A few nights ago you opened up to me about increased stress you’ve been feeling lately. You tried to hide it, but I saw you dabbing at the tears welling in your eyes. I’m sorry if I haven’t taken your stress seriously enough. I’ve been so busy nagging you about being home late, unfinished house projects, and the toll this life takes on me that I’ve forgotten about the toll it takes on you.
Stress has already long overstayed its welcome in our house. As a small business owner, your job is a juggling act of one stressful situation after another. We’ve become accustomed to you working late nights, weekends away, being called in to work over holidays, during birthday parties, and in the middle of family dinner.
So the kids and I have gotten used to your absence, but even I can see that it’s gotten worse lately. In the past I’ve watched fondly while you play “Daddy’s a snake” writhing around the living room floor to the shrieks of children. You’ve read them stories in silly voices, looked in their eyes and asked about school, and convinced me to let them stay up late for extra snuggles. Lately, their fun, engaged dad has been replaced by an anxiety-ridden shell of a man who never really leaves work since the phone is always vibrating. Not only that, the stress is even taking a physical toll. I say this not to shovel on more nagging, but because I’m worried about you. I’m worried that you’re going to look back on your life and realize you’ve missed so much in these precious years.
As stress weighted you down, you faced another crisis — a crisis of faith. A few bad eggs in our church leadership have shaken the foundation of your faith. I don’t blame you; they were hypocrites. I’ve goaded you along to mass a few times in the last few months and reminded you that God can work through sinners, but your heart has hardened towards the Church. Some Sundays I just give in and let you off the hook, but that doesn’t help your faith either, does it? We need to get to the root of this. Call me crazy, but I don’t think these two crises are unrelated.
I believe you’re under spiritual attack. The devil uses the stress of daily life as a way to kick you when you’re down. He whispers in your ear, “You have so much work to do. You don’t have time for Mass.” When the kids act up he says, “You can’t handle this. You should get sterilized.” And then when a few church leaders failed you, he pounced. “See, you can’t trust them. You can’t trust the Church. You can’t trust the Bible. You can’t trust Jesus. You’re in this alone.”
But let me tell you, you’re not in this alone.
“So do not worry, saying, ‘What shall we eat?’ or ‘What shall we drink?’ or ‘What shall we wear?’ For the pagans run after all these things, and your heavenly Father knows that you need them. But seek first his kingdom and his righteousness, and all these things will be given to you as well.” Matthew 6:31-33

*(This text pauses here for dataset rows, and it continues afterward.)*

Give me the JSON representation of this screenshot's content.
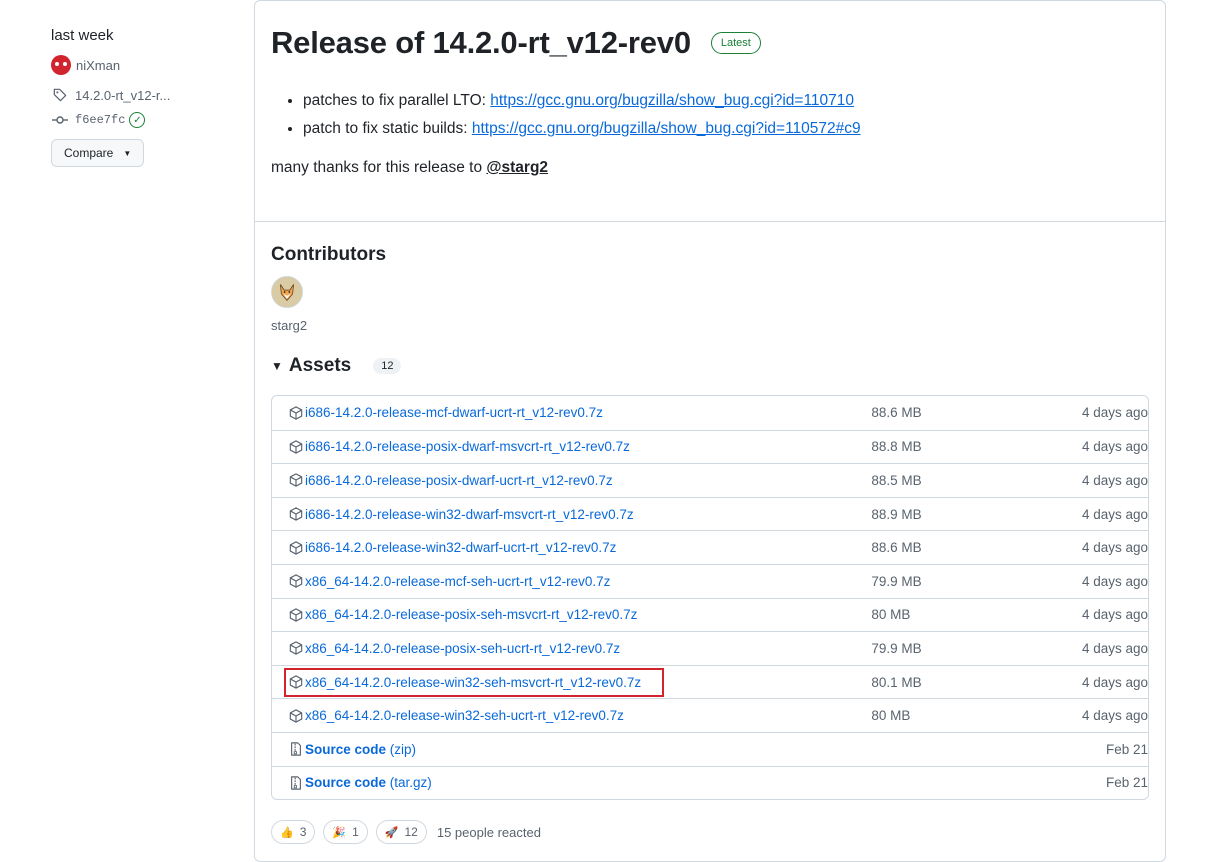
{
  "meta": {
    "date": "last week",
    "author": "niXman",
    "tag": "14.2.0-rt_v12-r...",
    "commit": "f6ee7fc",
    "compare_label": "Compare"
  },
  "release": {
    "title": "Release of 14.2.0-rt_v12-rev0",
    "latest_label": "Latest",
    "notes": [
      {
        "text": "patches to fix parallel LTO: ",
        "link": "https://gcc.gnu.org/bugzilla/show_bug.cgi?id=110710"
      },
      {
        "text": "patch to fix static builds: ",
        "link": "https://gcc.gnu.org/bugzilla/show_bug.cgi?id=110572#c9"
      }
    ],
    "thanks_text": "many thanks for this release to ",
    "thanks_mention": "@starg2"
  },
  "contributors": {
    "heading": "Contributors",
    "names": [
      "starg2"
    ]
  },
  "assets": {
    "heading": "Assets",
    "count": "12",
    "items": [
      {
        "name": "i686-14.2.0-release-mcf-dwarf-ucrt-rt_v12-rev0.7z",
        "size": "88.6 MB",
        "date": "4 days ago"
      },
      {
        "name": "i686-14.2.0-release-posix-dwarf-msvcrt-rt_v12-rev0.7z",
        "size": "88.8 MB",
        "date": "4 days ago"
      },
      {
        "name": "i686-14.2.0-release-posix-dwarf-ucrt-rt_v12-rev0.7z",
        "size": "88.5 MB",
        "date": "4 days ago"
      },
      {
        "name": "i686-14.2.0-release-win32-dwarf-msvcrt-rt_v12-rev0.7z",
        "size": "88.9 MB",
        "date": "4 days ago"
      },
      {
        "name": "i686-14.2.0-release-win32-dwarf-ucrt-rt_v12-rev0.7z",
        "size": "88.6 MB",
        "date": "4 days ago"
      },
      {
        "name": "x86_64-14.2.0-release-mcf-seh-ucrt-rt_v12-rev0.7z",
        "size": "79.9 MB",
        "date": "4 days ago"
      },
      {
        "name": "x86_64-14.2.0-release-posix-seh-msvcrt-rt_v12-rev0.7z",
        "size": "80 MB",
        "date": "4 days ago"
      },
      {
        "name": "x86_64-14.2.0-release-posix-seh-ucrt-rt_v12-rev0.7z",
        "size": "79.9 MB",
        "date": "4 days ago"
      },
      {
        "name": "x86_64-14.2.0-release-win32-seh-msvcrt-rt_v12-rev0.7z",
        "size": "80.1 MB",
        "date": "4 days ago"
      },
      {
        "name": "x86_64-14.2.0-release-win32-seh-ucrt-rt_v12-rev0.7z",
        "size": "80 MB",
        "date": "4 days ago"
      }
    ],
    "sources": [
      {
        "label": "Source code",
        "ext": "(zip)",
        "date": "Feb 21"
      },
      {
        "label": "Source code",
        "ext": "(tar.gz)",
        "date": "Feb 21"
      }
    ]
  },
  "reactions": {
    "items": [
      {
        "icon": "thumbs-up-icon",
        "emoji": "👍",
        "count": "3"
      },
      {
        "icon": "party-popper-icon",
        "emoji": "🎉",
        "count": "1"
      },
      {
        "icon": "rocket-icon",
        "emoji": "🚀",
        "count": "12"
      }
    ],
    "summary": "15 people reacted"
  },
  "colors": {
    "link": "#0969da",
    "latest_green": "#1a7f37",
    "highlight_red": "#d1242f",
    "border": "#d1d9e0"
  }
}
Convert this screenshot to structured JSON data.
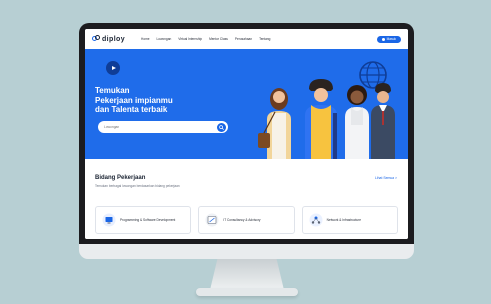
{
  "nav": {
    "logo": "diploy",
    "items": [
      {
        "label": "Home"
      },
      {
        "label": "Lowongan"
      },
      {
        "label": "Virtual Internship"
      },
      {
        "label": "Mentor Class"
      },
      {
        "label": "Perusahaan"
      },
      {
        "label": "Tentang"
      }
    ],
    "login_label": "Masuk"
  },
  "hero": {
    "title_line1": "Temukan",
    "title_line2": "Pekerjaan impianmu",
    "title_line3": "dan Talenta terbaik",
    "search_placeholder": "Lowongan"
  },
  "section": {
    "title": "Bidang Pekerjaan",
    "subtitle": "Temukan berbagai lowongan berdasarkan bidang pekerjaan",
    "see_all": "Lihat Semua >"
  },
  "categories": [
    {
      "label": "Programming & Software Development",
      "icon": "programming-icon"
    },
    {
      "label": "IT Consultancy & Advisory",
      "icon": "consultancy-icon"
    },
    {
      "label": "Network & Infrastructure",
      "icon": "network-icon"
    }
  ],
  "colors": {
    "primary": "#1a66e6",
    "hero_bg": "#1f6cea",
    "backdrop": "#b7cfd3",
    "bezel": "#1c1c1f"
  }
}
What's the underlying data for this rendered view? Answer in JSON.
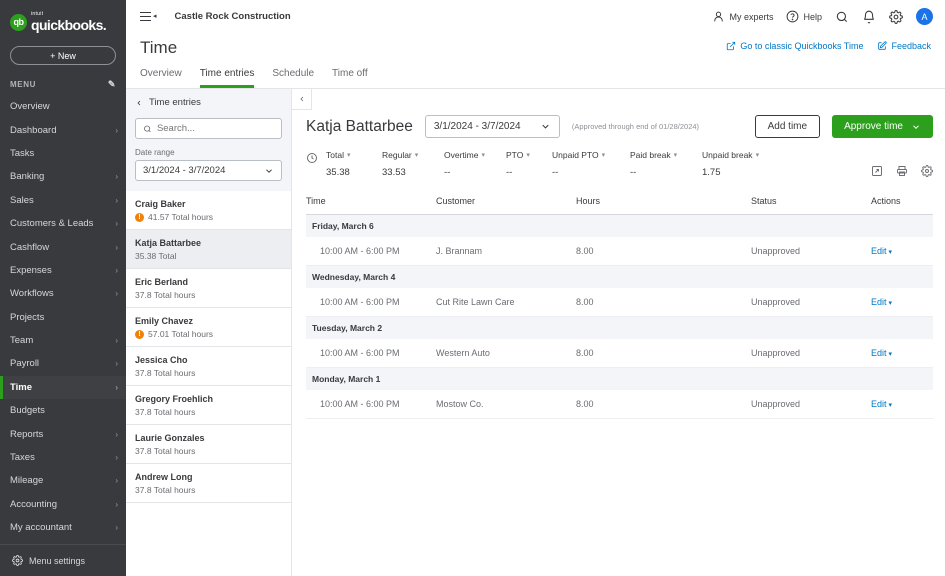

Turn your eyes towards Jesus. Set your priorities. Only He can give you the grace to reject the Devil’s lies, trust that He will take care of us, trust in your ability to handle whatever life throws at you, trust in my love enough to be vulnerable with me … and hopefully, eventually trust again in the Church. If you can learn to lean on Him, you will find the peace you seek, for His “yoke is easy and burden is light.”
So I’ll share this letter with you, but I’ll also post it anonymously because I know there is a whole community of loving, faithful readers who can offer their advice and prayers. We are not the first family to go through these trials, and we won’t be the last. Let’s lean on each other, lean on our community, and most of all, lean on Jesus.
With so much love,
Copyright 2018 Anonymous